As is the case following each Budget, the Treasury Committee invited comments on how the Spring Budget 2020 meets the committee’s tax policy principles. The CIOT and ATT provided comments and these are summarised below.
The Treasury Committee’s principles can be found in full in its report published in March 2011 (see https://tinyurl.com/qvgnjxb), but in brief the report recommended that tax policy should be measured by reference to the following principles: be fair, support growth and encourage competition, provide certainty (which requires legal clarity, simplicity and targeting), provide stability, be practicable and be coherent.
Spring Budget 2020 was, understandably, dominated by COVID-19 and the government’s plans to support public services, individuals and businesses. But consistent with previous fiscal events, it did contain a number of tax ‘surprises’.

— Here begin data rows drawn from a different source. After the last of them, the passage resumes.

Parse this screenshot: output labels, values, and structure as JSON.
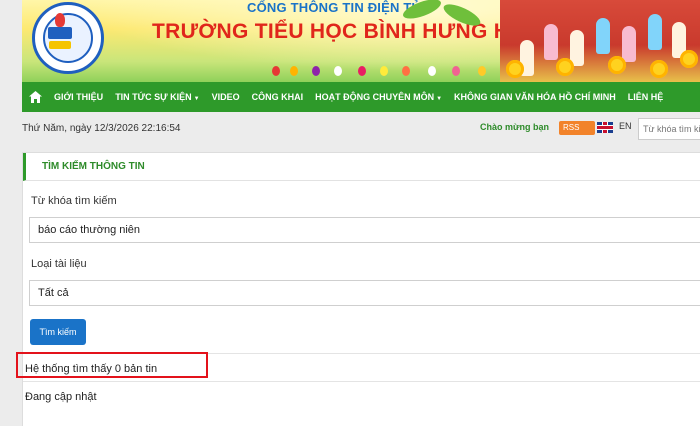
{
  "header": {
    "portal_title": "CỔNG THÔNG TIN ĐIỆN TỬ",
    "school_name": "TRƯỜNG TIỂU HỌC BÌNH HƯNG HÒA",
    "logo_icon": "school-logo"
  },
  "nav": {
    "home_icon": "home-icon",
    "items": [
      {
        "label": "GIỚI THIỆU",
        "has_dropdown": false
      },
      {
        "label": "TIN TỨC SỰ KIỆN",
        "has_dropdown": true
      },
      {
        "label": "VIDEO",
        "has_dropdown": false
      },
      {
        "label": "CÔNG KHAI",
        "has_dropdown": false
      },
      {
        "label": "HOẠT ĐỘNG CHUYÊN MÔN",
        "has_dropdown": true
      },
      {
        "label": "KHÔNG GIAN VĂN HÓA HỒ CHÍ MINH",
        "has_dropdown": false
      },
      {
        "label": "LIÊN HỆ",
        "has_dropdown": false
      }
    ],
    "color": "#2e9a2a"
  },
  "infobar": {
    "datetime": "Thứ Năm, ngày 12/3/2026 22:16:54",
    "welcome": "Chào mừng bạn",
    "rss": "RSS",
    "lang": "EN",
    "search_placeholder": "Từ khóa tìm kiếm"
  },
  "panel": {
    "title": "TÌM KIẾM THÔNG TIN",
    "keyword_label": "Từ khóa tìm kiếm",
    "keyword_value": "báo cáo thường niên",
    "doctype_label": "Loại tài liệu",
    "doctype_value": "Tất cả",
    "search_button": "Tìm kiếm",
    "result_text": "Hệ thống tìm thấy 0 bản tin",
    "status_text": "Đang cập nhật"
  },
  "colors": {
    "accent_green": "#2e9a2a",
    "button_blue": "#1a73c8",
    "highlight_red": "#e3121b",
    "school_red": "#e0261b"
  }
}
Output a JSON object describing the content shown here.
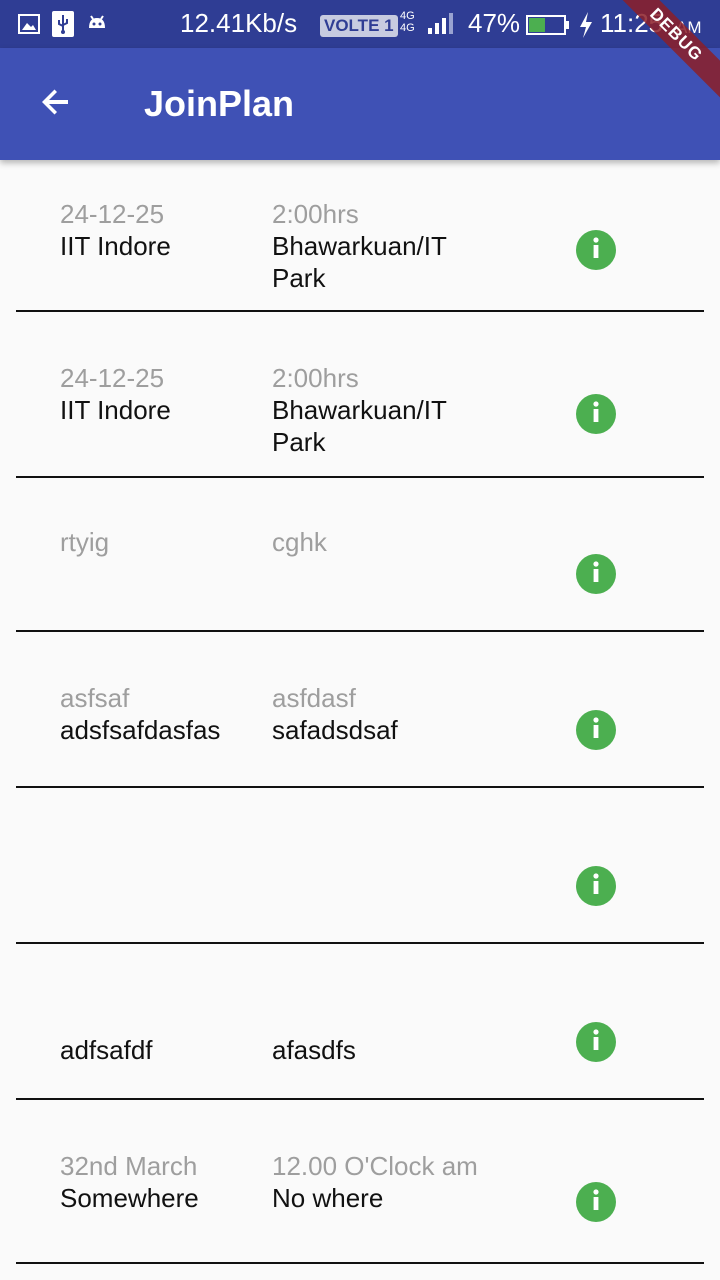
{
  "status_bar": {
    "speed": "12.41Kb/s",
    "volte": "VOLTE 1",
    "network": "4G 4G",
    "battery_percent": "47%",
    "battery_level": 0.47,
    "time": "11:25",
    "ampm": "AM",
    "icons": [
      "gallery-icon",
      "usb-icon",
      "android-icon",
      "signal-icon",
      "battery-icon",
      "charging-icon"
    ]
  },
  "app_bar": {
    "title": "JoinPlan",
    "back_icon": "arrow-back-icon",
    "color": "#3f51b5"
  },
  "debug_banner": "DEBUG",
  "plans": [
    {
      "date": "24-12-25",
      "duration": "2:00hrs",
      "from": "IIT Indore",
      "to": "Bhawarkuan/IT Park"
    },
    {
      "date": "24-12-25",
      "duration": "2:00hrs",
      "from": "IIT Indore",
      "to": "Bhawarkuan/IT Park"
    },
    {
      "date": "rtyig",
      "duration": "cghk",
      "from": "",
      "to": ""
    },
    {
      "date": "asfsaf",
      "duration": "asfdasf",
      "from": "adsfsafdasfas",
      "to": "safadsdsaf"
    },
    {
      "date": "",
      "duration": "",
      "from": "",
      "to": ""
    },
    {
      "date": "",
      "duration": "",
      "from": "adfsafdf",
      "to": "afasdfs"
    },
    {
      "date": "32nd March",
      "duration": "12.00 O'Clock am",
      "from": "Somewhere",
      "to": "No where"
    }
  ],
  "info_icon": "info-icon",
  "accent_color": "#4caf50"
}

We welcomed the fact that Spring Budget 2020 announced a number of consultations across a range of taxes, both new and existing. In that regard the Budget scored well, both against the Treasury Committee’s principles and also the tax consultation framework. Similarly, reviews of existing taxes and measures were also announced and (subject to these being undertaken in a collaborative fashion) are also welcome.
Unfortunately, there were exceptions, including one of the most important tax announcements in the Spring Budget 2020 – the 90% reduction of the lifetime limit in entrepreneurs’ relief from £10 million to £1 million – with the expected review seemingly having been undertaken behind closed doors. A number of measures also have an element of retroaction (as opposed to retrospection), including the changes to entrepreneurs’ relief, private residence relief, and protecting your taxes in insolvency – all of which will impact to the detriment of the taxpayer. These measures therefore scored poorly around certainty and stability.
There were also measures which seek to ‘rewrite the rules’; namely, clarifying the treatment of limited liability partnership returns, and HMRC automation. Whilst these two measures are intended to maintain the ‘status quo’ in a practical sense, we are concerned about the fairness of changes which legitimise the (potentially erroneous) actions of HMRC, when such reparatory measures are clearly not open to taxpayers. So, whilst these measures may score well around areas such as certainty and coherence, there are fairness concerns as some taxpayers may have had their rights retrospectively removed.
The remaining measures within our scope were something of a mixed bag, with our greatest concerns around the property taxes changes, but most other measures receiving a cautious approval.
The ATT commented on a number of measures, predominantly in relation to personal and corporate taxes, which on the whole scored relatively positively against the Treasury Committee’s principles.
The ATT also regretted the lack of consultation around the entrepreneurs’ relief announcement, particularly considering that the extent to which it actually increases entrepreneurship rather than merely rewards it has been rightly questioned, and because it remains extremely detailed and can produce anomalous outcomes.
The increase in the rate of Structures and Buildings Allowance was welcomed, particularly as the enhanced rate will be available from 1/6 April 2020 even where the qualifying expenditure was incurred between 29 October 2018 and 31 March/5 April 2020. But the ATT questioned the change against the principles of certainty and stability, especially as the allowance was introduced just 17 months ago.
In the corporate field, the ATT expressed concern that the extension of the corporate loss restriction rules to include capital losses would impose further reporting requirements on even the smallest companies. It questioned why the changes to the intangible fixes asset regime were not implemented sooner, and why it is being restricted to purchases from related parties which take place from 1 July 2020, as opposed to all pre-Finance Act 2002 assets. But the ATT welcomed the delay of the introduction of a cap on the tax credit payable by HMRC to loss-making businesses under the SME R&D scheme, urging HMRC to utilise the extra time to refine the final design of the measure. It did, however, lament the fact that the increase in the rate of tax relief available under the Research and Development Expenditure Credit (RDEC) scheme from 12% to 13% from 1 April 2020 was not also reflected in the corresponding regime for small and medium sized businesses.
At the time of writing, the Treasury Committee has not yet published the written evidence it has received, and so we are not able to publish our full responses on our websites. However, we will do so as soon as possible.